Extracted records:
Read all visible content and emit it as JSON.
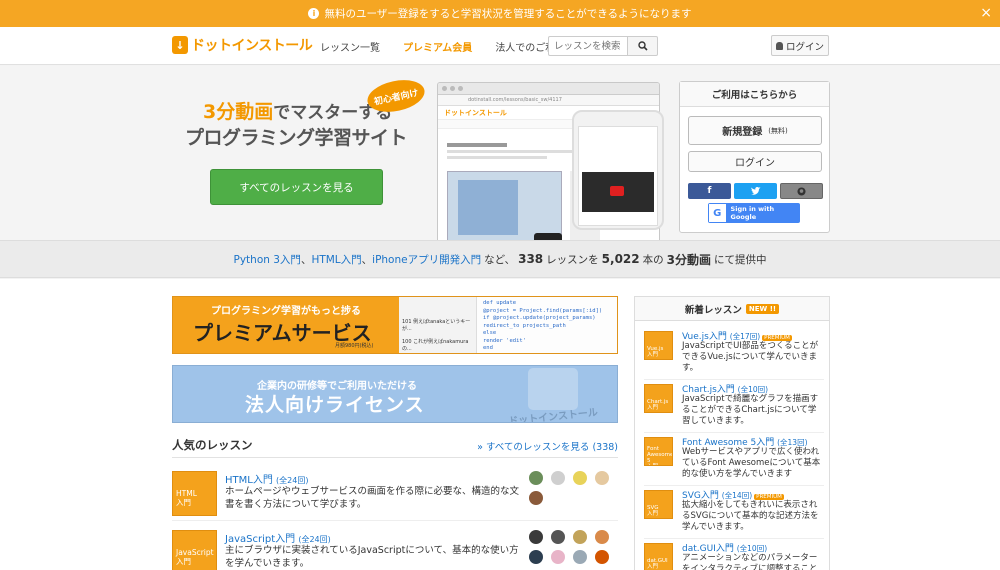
{
  "notice": {
    "text": "無料のユーザー登録をすると学習状況を管理することができるようになります",
    "close": "×"
  },
  "header": {
    "logo": "ドットインストール",
    "nav": [
      "レッスン一覧",
      "プレミアム会員",
      "法人でのご利用"
    ],
    "search_placeholder": "レッスンを検索",
    "login": "ログイン"
  },
  "hero": {
    "line1_accent": "3分動画",
    "line1_rest": "でマスターする",
    "line2": "プログラミング学習サイト",
    "badge": "初心者向け",
    "button": "すべてのレッスンを見る"
  },
  "login_box": {
    "title": "ご利用はこちらから",
    "register": "新規登録",
    "register_note": "(無料)",
    "login": "ログイン",
    "google": "Sign in with Google"
  },
  "stats": {
    "links": [
      "Python 3入門",
      "HTML入門",
      "iPhoneアプリ開発入門"
    ],
    "sep": "、",
    "mid": "など、",
    "lessons_count": "338",
    "lessons_unit": "レッスンを",
    "videos_count": "5,022",
    "videos_unit": "本の",
    "videos_label": "3分動画",
    "suffix": "にて提供中"
  },
  "banners": {
    "premium_small": "プログラミング学習がもっと捗る",
    "premium_big": "プレミアムサービス",
    "premium_note": "月額980円(税込)",
    "chat1": "101 例えばtanakaというキーが...",
    "chat2": "100 これが例えばnakamuraの...",
    "code": [
      "def update",
      "  @project = Project.find(params[:id])",
      "  if @project.update(project_params)",
      "    redirect_to projects_path",
      "  else",
      "    render 'edit'",
      "  end"
    ],
    "corp_small": "企業内の研修等でご利用いただける",
    "corp_big": "法人向けライセンス",
    "corp_mark": "ドットインストール"
  },
  "popular": {
    "title": "人気のレッスン",
    "all_link": "» すべてのレッスンを見る (338)",
    "items": [
      {
        "thumb": "HTML\n入門",
        "title": "HTML入門",
        "count": "(全24回)",
        "desc": "ホームページやウェブサービスの画面を作る際に必要な、構造的な文書を書く方法について学びます。"
      },
      {
        "thumb": "JavaScript\n入門",
        "title": "JavaScript入門",
        "count": "(全24回)",
        "desc": "主にブラウザに実装されているJavaScriptについて、基本的な使い方を学んでいきます。"
      }
    ]
  },
  "new_lessons": {
    "title": "新着レッスン",
    "badge": "NEW !!",
    "items": [
      {
        "thumb": "Vue.js\n入門",
        "title": "Vue.js入門",
        "count": "(全17回)",
        "premium": "PREMIUM",
        "desc": "JavaScriptでUI部品をつくることができるVue.jsについて学んでいきます。"
      },
      {
        "thumb": "Chart.js\n入門",
        "title": "Chart.js入門",
        "count": "(全10回)",
        "premium": "",
        "desc": "JavaScriptで綺麗なグラフを描画することができるChart.jsについて学習していきます。"
      },
      {
        "thumb": "Font\nAwesome 5\n入門",
        "title": "Font Awesome 5入門",
        "count": "(全13回)",
        "premium": "",
        "desc": "Webサービスやアプリで広く使われているFont Awesomeについて基本的な使い方を学んでいきます"
      },
      {
        "thumb": "SVG\n入門",
        "title": "SVG入門",
        "count": "(全14回)",
        "premium": "PREMIUM",
        "desc": "拡大縮小をしてもきれいに表示されるSVGについて基本的な記述方法を学んでいきます。"
      },
      {
        "thumb": "dat.GUI\n入門",
        "title": "dat.GUI入門",
        "count": "(全10回)",
        "premium": "",
        "desc": "アニメーションなどのパラメーターをインタラクティブに調整することができるdat.GUIについて学んでいきます。"
      }
    ]
  },
  "colors": {
    "brand": "#f39800",
    "link": "#1a73c8",
    "hero_button": "#4fae47"
  }
}
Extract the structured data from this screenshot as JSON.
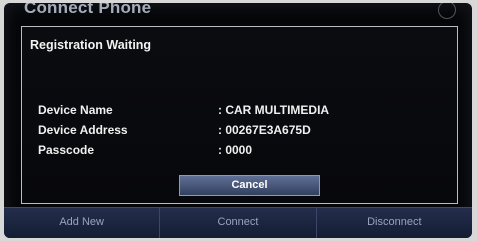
{
  "screen": {
    "title": "Connect Phone"
  },
  "dialog": {
    "title": "Registration Waiting",
    "rows": [
      {
        "label": "Device Name",
        "value": ": CAR MULTIMEDIA"
      },
      {
        "label": "Device Address",
        "value": ": 00267E3A675D"
      },
      {
        "label": "Passcode",
        "value": ": 0000"
      }
    ],
    "cancel_label": "Cancel"
  },
  "tabs": [
    {
      "label": "Add New"
    },
    {
      "label": "Connect"
    },
    {
      "label": "Disconnect"
    }
  ],
  "colors": {
    "background": "#050608",
    "button_accent": "#4a5a80",
    "tabbar": "#1c2540"
  }
}
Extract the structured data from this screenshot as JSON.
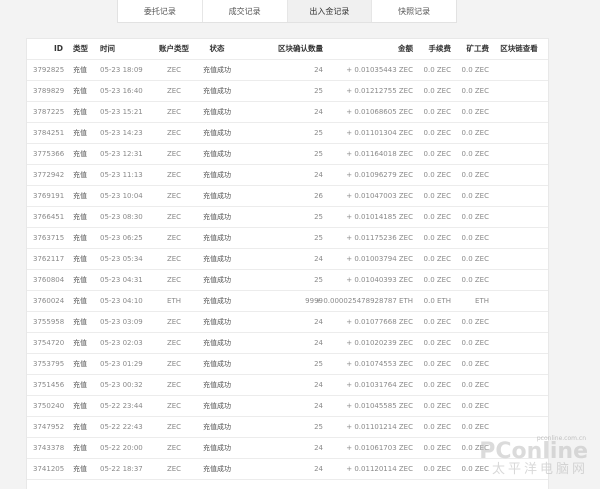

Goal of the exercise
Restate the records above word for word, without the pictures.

Result for this exercise
Read all visible content and emit it as JSON.
{
  "notice": {
    "text": "無料のユーザー登録をすると学習状況を管理することができるようになります",
    "close": "×"
  },
  "header": {
    "logo": "ドットインストール",
    "nav": [
      "レッスン一覧",
      "プレミアム会員",
      "法人でのご利用"
    ],
    "search_placeholder": "レッスンを検索",
    "login": "ログイン"
  },
  "hero": {
    "line1_accent": "3分動画",
    "line1_rest": "でマスターする",
    "line2": "プログラミング学習サイト",
    "badge": "初心者向け",
    "button": "すべてのレッスンを見る"
  },
  "login_box": {
    "title": "ご利用はこちらから",
    "register": "新規登録",
    "register_note": "(無料)",
    "login": "ログイン",
    "google": "Sign in with Google"
  },
  "stats": {
    "links": [
      "Python 3入門",
      "HTML入門",
      "iPhoneアプリ開発入門"
    ],
    "sep": "、",
    "mid": "など、",
    "lessons_count": "338",
    "lessons_unit": "レッスンを",
    "videos_count": "5,022",
    "videos_unit": "本の",
    "videos_label": "3分動画",
    "suffix": "にて提供中"
  },
  "banners": {
    "premium_small": "プログラミング学習がもっと捗る",
    "premium_big": "プレミアムサービス",
    "premium_note": "月額980円(税込)",
    "chat1": "101 例えばtanakaというキーが...",
    "chat2": "100 これが例えばnakamuraの...",
    "code": [
      "def update",
      "  @project = Project.find(params[:id])",
      "  if @project.update(project_params)",
      "    redirect_to projects_path",
      "  else",
      "    render 'edit'",
      "  end"
    ],
    "corp_small": "企業内の研修等でご利用いただける",
    "corp_big": "法人向けライセンス",
    "corp_mark": "ドットインストール"
  },
  "popular": {
    "title": "人気のレッスン",
    "all_link": "» すべてのレッスンを見る (338)",
    "items": [
      {
        "thumb": "HTML\n入門",
        "title": "HTML入門",
        "count": "(全24回)",
        "desc": "ホームページやウェブサービスの画面を作る際に必要な、構造的な文書を書く方法について学びます。"
      },
      {
        "thumb": "JavaScript\n入門",
        "title": "JavaScript入門",
        "count": "(全24回)",
        "desc": "主にブラウザに実装されているJavaScriptについて、基本的な使い方を学んでいきます。"
      }
    ]
  },
  "new_lessons": {
    "title": "新着レッスン",
    "badge": "NEW !!",
    "items": [
      {
        "thumb": "Vue.js\n入門",
        "title": "Vue.js入門",
        "count": "(全17回)",
        "premium": "PREMIUM",
        "desc": "JavaScriptでUI部品をつくることができるVue.jsについて学んでいきます。"
      },
      {
        "thumb": "Chart.js\n入門",
        "title": "Chart.js入門",
        "count": "(全10回)",
        "premium": "",
        "desc": "JavaScriptで綺麗なグラフを描画することができるChart.jsについて学習していきます。"
      },
      {
        "thumb": "Font\nAwesome 5\n入門",
        "title": "Font Awesome 5入門",
        "count": "(全13回)",
        "premium": "",
        "desc": "Webサービスやアプリで広く使われているFont Awesomeについて基本的な使い方を学んでいきます"
      },
      {
        "thumb": "SVG\n入門",
        "title": "SVG入門",
        "count": "(全14回)",
        "premium": "PREMIUM",
        "desc": "拡大縮小をしてもきれいに表示されるSVGについて基本的な記述方法を学んでいきます。"
      },
      {
        "thumb": "dat.GUI\n入門",
        "title": "dat.GUI入門",
        "count": "(全10回)",
        "premium": "",
        "desc": "アニメーションなどのパラメーターをインタラクティブに調整することができるdat.GUIについて学んでいきます。"
      }
    ]
  },
  "colors": {
    "brand": "#f39800",
    "link": "#1a73c8",
    "hero_button": "#4fae47"
  }
}
Extract the structured data from this screenshot as JSON.
{
  "screen": {
    "title": "Connect Phone"
  },
  "dialog": {
    "title": "Registration Waiting",
    "rows": [
      {
        "label": "Device Name",
        "value": ": CAR MULTIMEDIA"
      },
      {
        "label": "Device Address",
        "value": ": 00267E3A675D"
      },
      {
        "label": "Passcode",
        "value": ": 0000"
      }
    ],
    "cancel_label": "Cancel"
  },
  "tabs": [
    {
      "label": "Add New"
    },
    {
      "label": "Connect"
    },
    {
      "label": "Disconnect"
    }
  ],
  "colors": {
    "background": "#050608",
    "button_accent": "#4a5a80",
    "tabbar": "#1c2540"
  }
}
Extract the structured data from this screenshot as JSON.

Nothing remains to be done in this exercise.